“How could Speaker Silver, one of the most powerful men in all of New York, earn millions of dollars in outside income without deeply compromising his ability to honestly serve his constituents? Today, we provide the answer: He didn’t.”
“These charges go to the very core of what ails Albany — a lack of transparency, lack of accountability and a lack of principle joined with an overabundance of greed, cronyism and self-dealing.” 
“When you see somebody who has basically sold his office to line his pockets and compromised his integrity and ethics with regard to how to make decisions that affect people’s lives, that’s a big problem. And it’s a big problem for democracy.”
“It’s the concentration of power. Power in New York State, as far as anyone can tell, is concentrated in the hands of just a few men—some would say, just three men.”
“Why three men? Can there be a woman? Do they always have to be white? How small is the room that they can only fit three men? Is it three men in a closet? Are there cigars? Can they have Cuban cigars now? After a while, doesn't it get a little gamey in that room?”
 “The decision to charge the speaker of the New York Assembly yesterday was made by more than three men in a room.”
 “The people of New York should be disappointed, but they should be more than disappointed. They should be angry. When so many of their leaders can be bought for a few thousand dollars, they should think about getting angry."
So let me ask:
Which of those statements was actually necessary for law enforcement?
Which of those statements was in any sense necessary to insure the public's health or safety--as, for example, from a violent fugitive?
Which of those statements in any sense whatsoever reflected a presumption of innocence until conviction?
Which of those statements in any sense whatsoever reflected an ethical aspiration to do justice, unmired by personal bias and animosity?
Which of those statements reflects the ethical mandate to avoid trial through the media rather than in the courtroom?
(Need I say none?)

On the other hand:
Did those statements heighten public condemnation of the accused?
Did they tend to prejudice the public
Did they likely prejudice members of the public who might be called for jury duty?
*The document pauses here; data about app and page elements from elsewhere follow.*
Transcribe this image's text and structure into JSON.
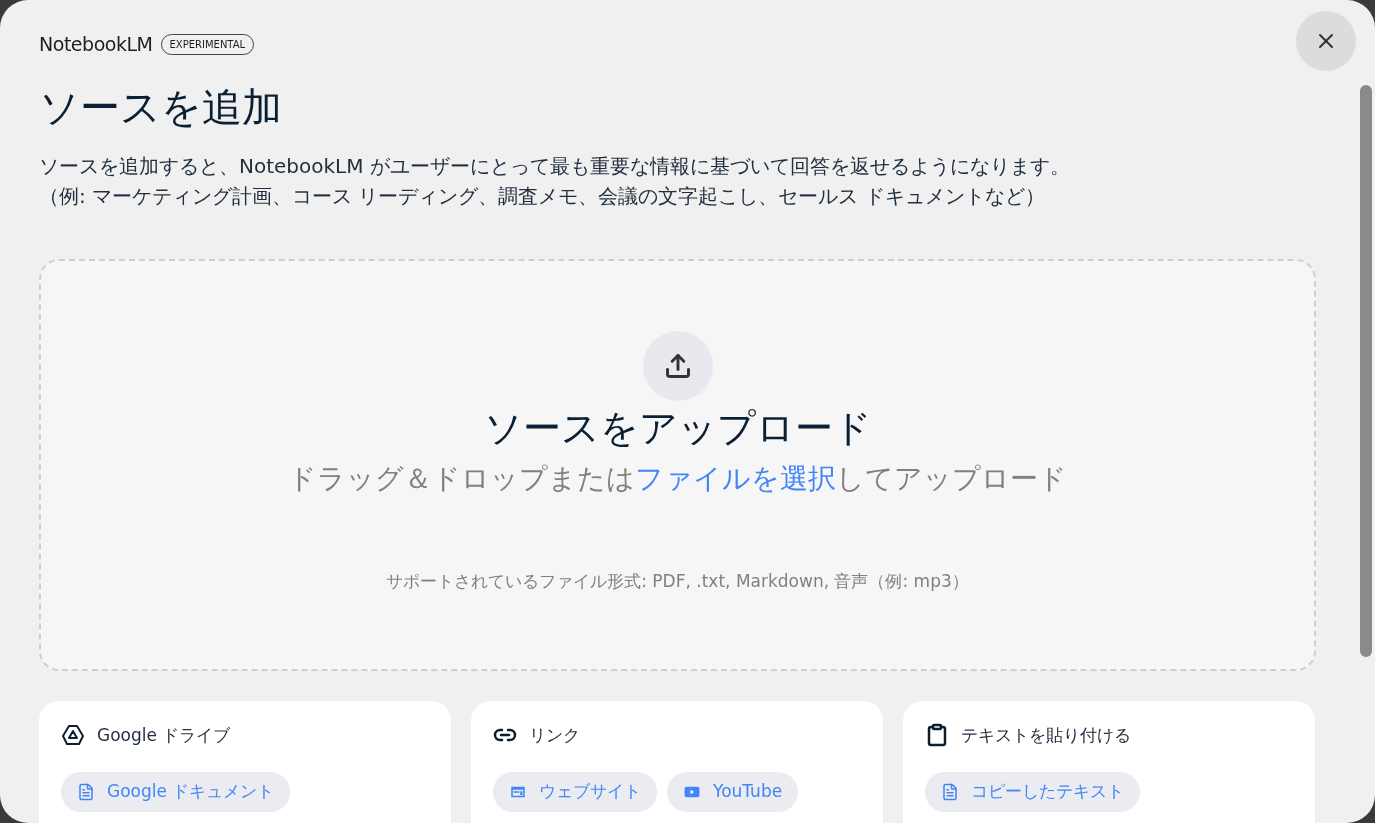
{
  "header": {
    "logo": "NotebookLM",
    "badge": "EXPERIMENTAL"
  },
  "title": "ソースを追加",
  "description": [
    "ソースを追加すると、NotebookLM がユーザーにとって最も重要な情報に基づいて回答を返せるようになります。",
    "（例: マーケティング計画、コース リーディング、調査メモ、会議の文字起こし、セールス ドキュメントなど）"
  ],
  "upload": {
    "title": "ソースをアップロード",
    "hint_before": "ドラッグ＆ドロップまたは",
    "hint_link": "ファイルを選択",
    "hint_after": "してアップロード",
    "formats": "サポートされているファイル形式: PDF, .txt, Markdown, 音声（例: mp3）"
  },
  "sources": [
    {
      "kind": "drive",
      "title": "Google ドライブ",
      "chips": [
        {
          "kind": "doc",
          "label": "Google ドキュメント"
        }
      ]
    },
    {
      "kind": "link",
      "title": "リンク",
      "chips": [
        {
          "kind": "web",
          "label": "ウェブサイト"
        },
        {
          "kind": "video",
          "label": "YouTube"
        }
      ]
    },
    {
      "kind": "clipboard",
      "title": "テキストを貼り付ける",
      "chips": [
        {
          "kind": "doc",
          "label": "コピーしたテキスト"
        }
      ]
    }
  ]
}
Did they reflect a determination to convict and punish, rather than to insure that the legal system operates to protect the rights of the accused and to do what the legal system requires?
Did they reflect the emotions of a man on a crusade, rather than a prosecutor doing the law's work impartially--and yes, ethically?
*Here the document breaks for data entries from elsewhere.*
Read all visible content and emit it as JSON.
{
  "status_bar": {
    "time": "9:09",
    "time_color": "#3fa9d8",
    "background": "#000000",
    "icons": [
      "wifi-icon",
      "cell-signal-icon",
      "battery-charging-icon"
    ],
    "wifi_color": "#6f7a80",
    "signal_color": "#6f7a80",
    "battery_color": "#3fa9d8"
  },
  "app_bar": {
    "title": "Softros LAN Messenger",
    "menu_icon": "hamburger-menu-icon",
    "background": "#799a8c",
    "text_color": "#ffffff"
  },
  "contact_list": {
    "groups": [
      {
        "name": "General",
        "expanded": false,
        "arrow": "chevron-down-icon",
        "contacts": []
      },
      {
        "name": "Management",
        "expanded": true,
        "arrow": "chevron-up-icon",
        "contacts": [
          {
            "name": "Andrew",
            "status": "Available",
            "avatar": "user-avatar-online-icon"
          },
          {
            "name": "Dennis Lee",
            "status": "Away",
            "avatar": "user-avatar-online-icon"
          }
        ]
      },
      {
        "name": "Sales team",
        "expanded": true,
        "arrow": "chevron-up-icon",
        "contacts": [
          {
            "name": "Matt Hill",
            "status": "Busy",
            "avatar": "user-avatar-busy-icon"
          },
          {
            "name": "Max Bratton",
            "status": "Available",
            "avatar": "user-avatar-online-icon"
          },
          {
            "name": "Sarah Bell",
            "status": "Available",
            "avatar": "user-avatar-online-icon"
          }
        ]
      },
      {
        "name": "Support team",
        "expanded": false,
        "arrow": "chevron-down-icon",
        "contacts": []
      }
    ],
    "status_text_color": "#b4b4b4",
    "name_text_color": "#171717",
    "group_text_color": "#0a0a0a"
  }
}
(All of them?)

It's seems pretty clear to me.
These public comments--and apparently many others--were inappropriate.
They were hardly necessary to serve any proper prosecutorial or law enforcement purpose.
They seem clearly to fall outside the boundaries of public statements permissible under basic rules of legal ethics.

The United States Attorney owes it to his office, and to the justice system he is entrusted to serve, to conduct himself less like a crusading politician and more like an ethically restrained prosecutor.